The same goes for newly-listed projects on Uniswap, PancakeSwap, and other DEXs. Do your own thorough research into any project you’re considering investing in. Learn about the team, and use blockchain explorers to check the largest token-holding wallets. Inquire about these wallets’ relation to the developer team. If you get half-answers or non-answers, move on - it’s hard to invest in them if you’re trying to bounce back from being rugpulled.
Use common sense and standard antivirus protection to keep your computer secure. A dedicated machine that’s used only for crypto is best, but a hardware wallet will provide you with many of the same guarantees (and a few more) with much more convenience.
Above all, remember that it’s your responsibility to avoid falling for any of these common Bitcoin and crypto scams. Self-custody gives you back control over your assets and financial future, but it also means the responsibility to protect yourself is all yours.
This article should have given you a primer on some of the most common Bitcoin and crypto scams, so now you can venture forth armed with a little more knowledge of how to protect yourself as you explore all that crypto has to offer.
Have You Already Been Scammed? We Can Help!
Let’s talk. The team here at The Crypto Lawyers are very experienced at tracking down lost or stolen coins and trying to bring the scammers to Justice.
The best thing you can do right now is schedule a time to talk to us.
Time is really of the essence here. The longer your coins are out of your possession, the harder it is to get them back.
What are the most common Bitcoin and crypto scams?
Some of the most common Bitcoin and crypto scams include seed phrase phishing, free giveaways, Ponzi investment schemes, rugpulls, and malware. There are many different types of each scam, so read on to learn how to recognize them and protect yourself.

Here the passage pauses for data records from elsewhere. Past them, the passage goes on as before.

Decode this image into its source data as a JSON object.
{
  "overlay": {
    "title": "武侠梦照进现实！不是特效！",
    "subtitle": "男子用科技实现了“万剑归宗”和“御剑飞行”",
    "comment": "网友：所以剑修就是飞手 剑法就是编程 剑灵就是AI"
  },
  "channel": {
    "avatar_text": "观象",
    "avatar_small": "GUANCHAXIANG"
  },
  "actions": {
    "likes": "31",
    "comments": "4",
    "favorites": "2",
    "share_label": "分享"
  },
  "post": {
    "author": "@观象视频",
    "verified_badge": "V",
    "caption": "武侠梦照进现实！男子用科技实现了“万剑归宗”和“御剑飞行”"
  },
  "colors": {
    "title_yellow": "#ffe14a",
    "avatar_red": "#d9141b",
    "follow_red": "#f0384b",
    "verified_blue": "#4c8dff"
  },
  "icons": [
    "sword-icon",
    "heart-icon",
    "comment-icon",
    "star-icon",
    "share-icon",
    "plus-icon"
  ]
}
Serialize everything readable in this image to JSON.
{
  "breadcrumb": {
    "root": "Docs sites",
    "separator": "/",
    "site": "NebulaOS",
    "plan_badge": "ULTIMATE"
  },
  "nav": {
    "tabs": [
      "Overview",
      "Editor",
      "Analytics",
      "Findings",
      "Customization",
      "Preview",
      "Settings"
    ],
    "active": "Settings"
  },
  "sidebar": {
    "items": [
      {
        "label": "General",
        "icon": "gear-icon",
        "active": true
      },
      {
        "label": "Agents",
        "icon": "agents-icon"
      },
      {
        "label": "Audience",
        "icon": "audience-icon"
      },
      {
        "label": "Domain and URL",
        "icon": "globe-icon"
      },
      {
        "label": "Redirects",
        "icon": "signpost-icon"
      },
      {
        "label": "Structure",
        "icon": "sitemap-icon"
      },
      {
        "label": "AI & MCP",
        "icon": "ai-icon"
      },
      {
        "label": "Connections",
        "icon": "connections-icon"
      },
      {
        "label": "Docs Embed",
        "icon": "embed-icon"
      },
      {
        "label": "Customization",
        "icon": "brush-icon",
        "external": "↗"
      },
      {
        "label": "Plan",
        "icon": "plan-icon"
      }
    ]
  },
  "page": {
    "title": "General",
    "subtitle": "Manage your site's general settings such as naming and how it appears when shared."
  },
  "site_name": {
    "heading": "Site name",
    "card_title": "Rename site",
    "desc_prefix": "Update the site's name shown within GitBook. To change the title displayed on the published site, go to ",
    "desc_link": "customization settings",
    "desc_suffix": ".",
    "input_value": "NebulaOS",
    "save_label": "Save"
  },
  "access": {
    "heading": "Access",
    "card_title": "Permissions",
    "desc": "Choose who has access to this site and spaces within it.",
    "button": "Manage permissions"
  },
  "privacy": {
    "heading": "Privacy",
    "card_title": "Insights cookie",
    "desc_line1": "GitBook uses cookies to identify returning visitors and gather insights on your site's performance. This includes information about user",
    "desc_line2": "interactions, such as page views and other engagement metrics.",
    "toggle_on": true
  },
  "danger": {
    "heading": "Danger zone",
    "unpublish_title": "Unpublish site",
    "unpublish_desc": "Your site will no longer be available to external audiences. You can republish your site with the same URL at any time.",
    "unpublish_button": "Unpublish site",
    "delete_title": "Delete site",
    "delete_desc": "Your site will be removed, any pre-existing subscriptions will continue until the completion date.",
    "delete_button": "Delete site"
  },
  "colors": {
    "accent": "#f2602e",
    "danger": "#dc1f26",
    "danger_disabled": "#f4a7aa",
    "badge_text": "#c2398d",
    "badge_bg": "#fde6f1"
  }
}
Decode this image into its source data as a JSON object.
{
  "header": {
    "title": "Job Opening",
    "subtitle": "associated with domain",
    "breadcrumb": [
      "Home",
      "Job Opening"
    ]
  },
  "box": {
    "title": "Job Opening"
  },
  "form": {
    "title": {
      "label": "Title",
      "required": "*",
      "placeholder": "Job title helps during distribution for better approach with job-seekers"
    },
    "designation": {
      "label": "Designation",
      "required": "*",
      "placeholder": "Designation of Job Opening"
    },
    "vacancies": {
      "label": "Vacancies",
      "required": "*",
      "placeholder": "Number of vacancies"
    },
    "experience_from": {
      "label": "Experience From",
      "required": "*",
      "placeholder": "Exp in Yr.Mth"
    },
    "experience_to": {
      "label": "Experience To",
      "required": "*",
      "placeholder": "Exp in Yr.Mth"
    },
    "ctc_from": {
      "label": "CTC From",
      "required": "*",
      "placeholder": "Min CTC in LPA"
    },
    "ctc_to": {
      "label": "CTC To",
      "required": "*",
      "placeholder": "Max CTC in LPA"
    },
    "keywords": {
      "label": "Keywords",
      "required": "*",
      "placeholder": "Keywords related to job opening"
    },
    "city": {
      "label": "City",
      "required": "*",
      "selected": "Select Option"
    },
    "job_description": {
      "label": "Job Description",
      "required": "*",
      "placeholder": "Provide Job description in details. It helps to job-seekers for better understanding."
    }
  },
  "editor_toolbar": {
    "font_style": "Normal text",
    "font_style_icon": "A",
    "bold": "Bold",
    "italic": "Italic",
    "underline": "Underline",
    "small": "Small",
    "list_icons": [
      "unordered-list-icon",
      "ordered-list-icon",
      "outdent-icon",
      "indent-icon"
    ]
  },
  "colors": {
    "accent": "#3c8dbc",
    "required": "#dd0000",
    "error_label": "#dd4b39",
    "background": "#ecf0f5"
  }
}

How can I protect myself from Bitcoin and crypto scams?
The exact answer varies depending on the type of scam, but there are some general rules you can use to keep yourself as safe as possible. First and foremost, keep your seed phrase in a secure location. A piece of paper is much too fragile to store any real amount of money on, so use a Billfodl for cold storage, and a hardware wallet if you transact often. Apart from that, keep the fact that you own crypto to yourself, if possible. A low profile makes you less of a target. And finally, use common sense. If it seems too good to be true, it probably is.
How much money has been lost to crypto hacks and scams?
The answer is hard to determine exactly, but it’s in the billions of dollars. The 850,000 BTC lost from Mt. Gox alone would today be worth over $32 billion.